## What you have to do
Without including any pictures, reproduce the full listing exactly.

Start of Given data

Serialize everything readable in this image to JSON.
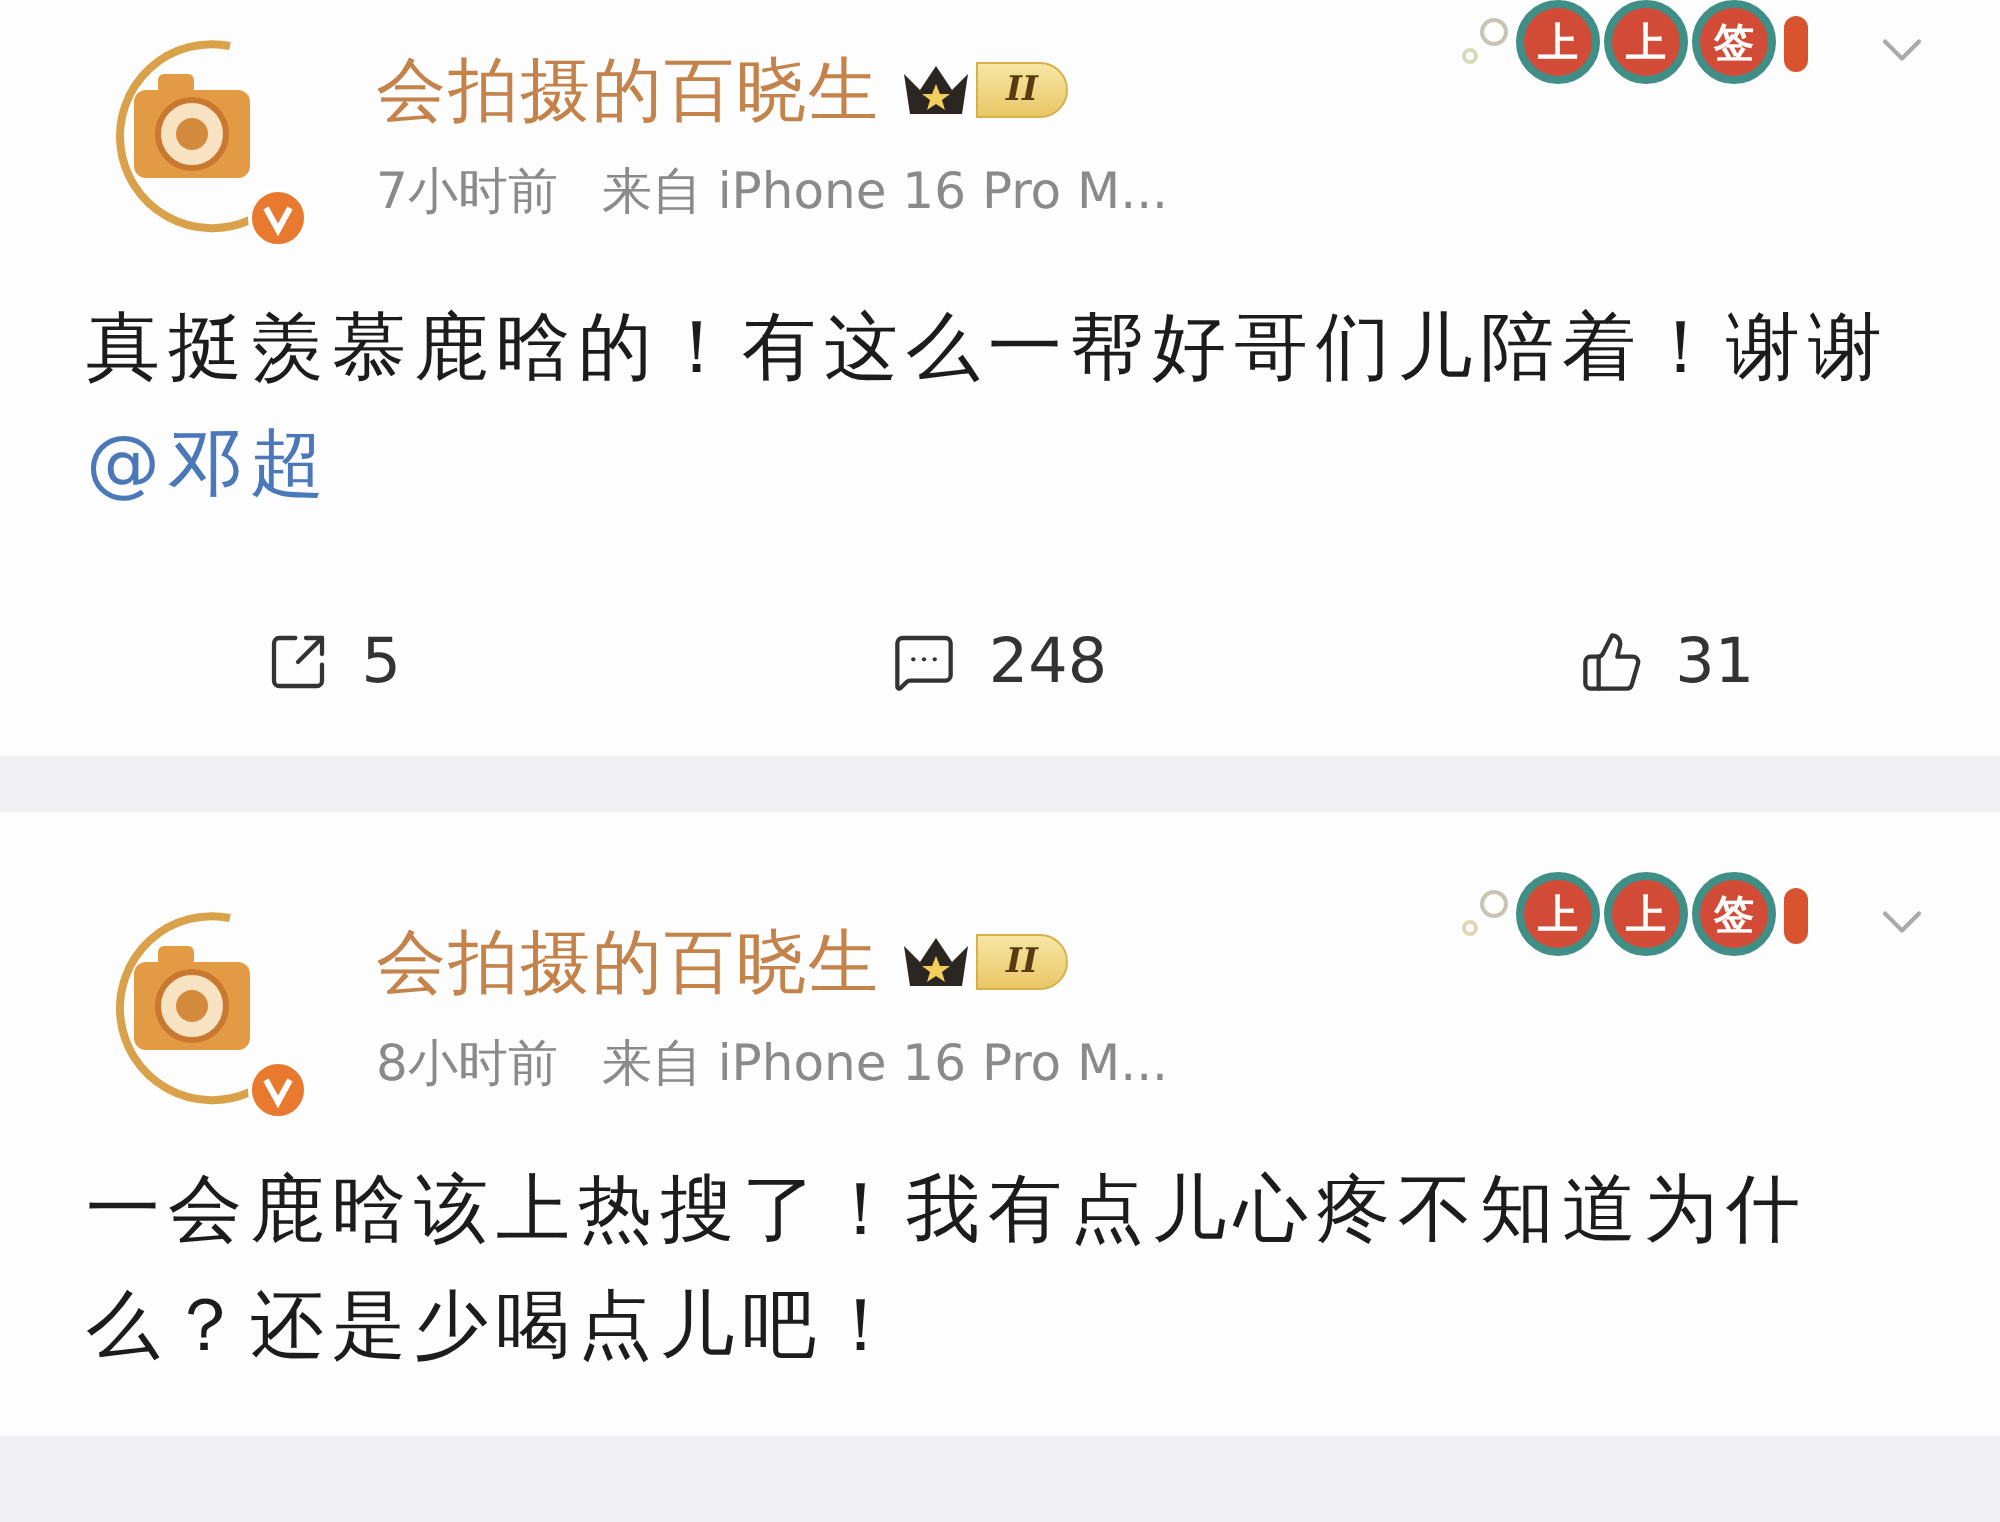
{
  "posts": [
    {
      "author": {
        "name": "会拍摄的百晓生",
        "verified": true,
        "level": "II"
      },
      "time": "7小时前",
      "source": "来自 iPhone 16 Pro M...",
      "badge": [
        "上",
        "上",
        "签"
      ],
      "text": "真挺羡慕鹿晗的！有这么一帮好哥们儿陪着！谢谢",
      "mention": "@邓超",
      "actions": [
        {
          "kind": "repost",
          "count": "5"
        },
        {
          "kind": "comment",
          "count": "248"
        },
        {
          "kind": "like",
          "count": "31"
        }
      ]
    },
    {
      "author": {
        "name": "会拍摄的百晓生",
        "verified": true,
        "level": "II"
      },
      "time": "8小时前",
      "source": "来自 iPhone 16 Pro M...",
      "badge": [
        "上",
        "上",
        "签"
      ],
      "text": "一会鹿晗该上热搜了！我有点儿心疼不知道为什么？还是少喝点儿吧！"
    }
  ]
}
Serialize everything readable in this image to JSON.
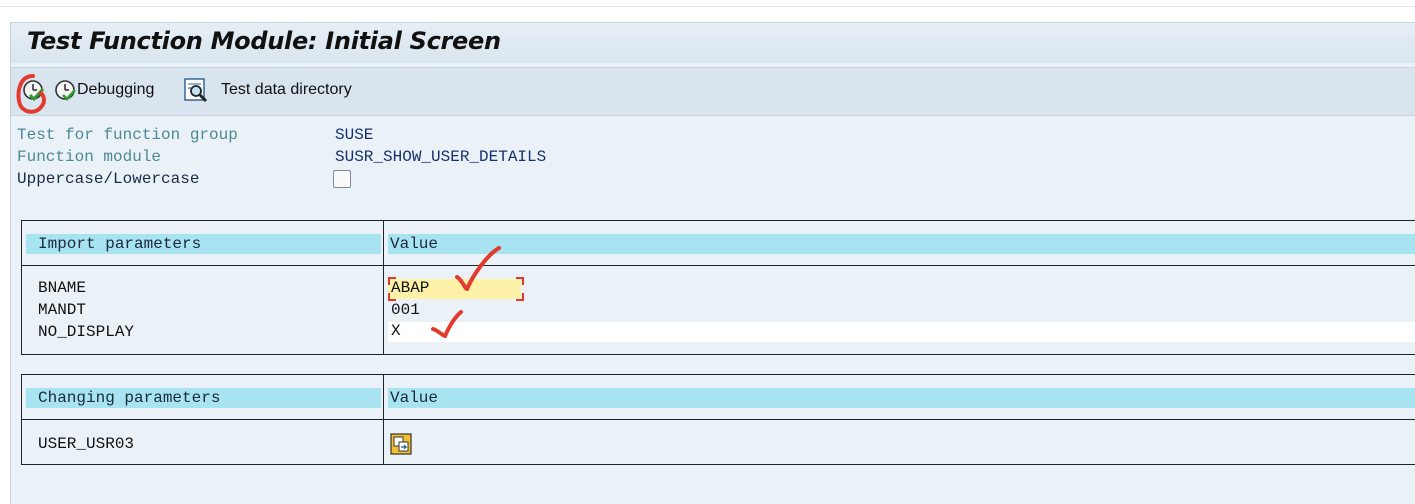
{
  "window": {
    "title": "Test Function Module: Initial Screen"
  },
  "toolbar": {
    "execute_icon": "execute-icon",
    "debugging_label": "Debugging",
    "test_data_directory_label": "Test data directory"
  },
  "header_fields": {
    "function_group_label": "Test for function group",
    "function_group_value": "SUSE",
    "function_module_label": "Function module",
    "function_module_value": "SUSR_SHOW_USER_DETAILS",
    "case_label": "Uppercase/Lowercase",
    "case_checked": false
  },
  "import_parameters": {
    "header_name": "Import parameters",
    "header_value": "Value",
    "rows": [
      {
        "name": "BNAME",
        "value": "ABAP"
      },
      {
        "name": "MANDT",
        "value": "001"
      },
      {
        "name": "NO_DISPLAY",
        "value": "X"
      }
    ]
  },
  "changing_parameters": {
    "header_name": "Changing parameters",
    "header_value": "Value",
    "rows": [
      {
        "name": "USER_USR03",
        "value_icon": "structure-edit-icon"
      }
    ]
  },
  "colors": {
    "header_band": "#a8e3f2",
    "focus_field": "#fff1a8",
    "annotation": "#e23a2f"
  }
}
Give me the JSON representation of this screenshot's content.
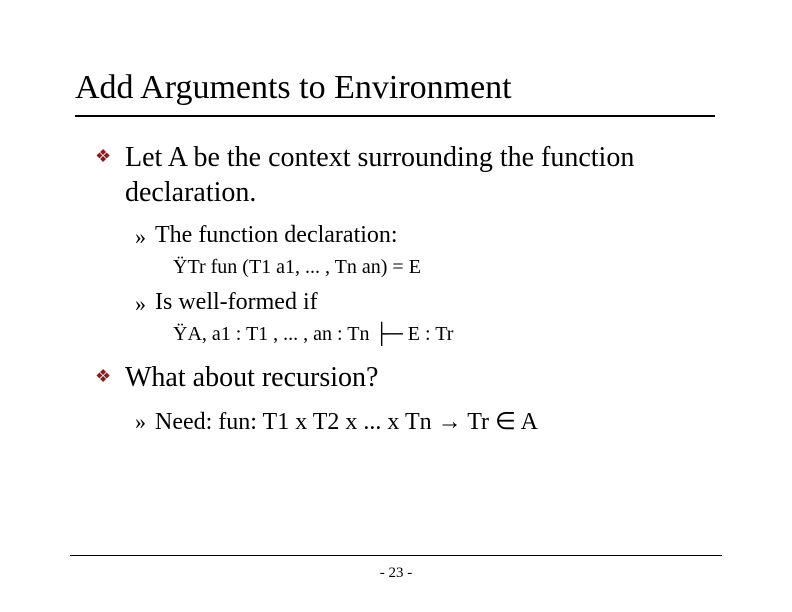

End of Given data

## Response to this task
Serialize everything readable in this image to JSON.
{
  "posts": [
    {
      "author": {
        "name": "会拍摄的百晓生",
        "verified": true,
        "level": "II"
      },
      "time": "7小时前",
      "source": "来自 iPhone 16 Pro M...",
      "badge": [
        "上",
        "上",
        "签"
      ],
      "text": "真挺羡慕鹿晗的！有这么一帮好哥们儿陪着！谢谢",
      "mention": "@邓超",
      "actions": [
        {
          "kind": "repost",
          "count": "5"
        },
        {
          "kind": "comment",
          "count": "248"
        },
        {
          "kind": "like",
          "count": "31"
        }
      ]
    },
    {
      "author": {
        "name": "会拍摄的百晓生",
        "verified": true,
        "level": "II"
      },
      "time": "8小时前",
      "source": "来自 iPhone 16 Pro M...",
      "badge": [
        "上",
        "上",
        "签"
      ],
      "text": "一会鹿晗该上热搜了！我有点儿心疼不知道为什么？还是少喝点儿吧！"
    }
  ]
}
Serialize everything readable in this image to JSON.
{
  "window": {
    "title": "Test Function Module: Initial Screen"
  },
  "toolbar": {
    "execute_icon": "execute-icon",
    "debugging_label": "Debugging",
    "test_data_directory_label": "Test data directory"
  },
  "header_fields": {
    "function_group_label": "Test for function group",
    "function_group_value": "SUSE",
    "function_module_label": "Function module",
    "function_module_value": "SUSR_SHOW_USER_DETAILS",
    "case_label": "Uppercase/Lowercase",
    "case_checked": false
  },
  "import_parameters": {
    "header_name": "Import parameters",
    "header_value": "Value",
    "rows": [
      {
        "name": "BNAME",
        "value": "ABAP"
      },
      {
        "name": "MANDT",
        "value": "001"
      },
      {
        "name": "NO_DISPLAY",
        "value": "X"
      }
    ]
  },
  "changing_parameters": {
    "header_name": "Changing parameters",
    "header_value": "Value",
    "rows": [
      {
        "name": "USER_USR03",
        "value_icon": "structure-edit-icon"
      }
    ]
  },
  "colors": {
    "header_band": "#a8e3f2",
    "focus_field": "#fff1a8",
    "annotation": "#e23a2f"
  }
}
Give me the JSON representation of this screenshot's content.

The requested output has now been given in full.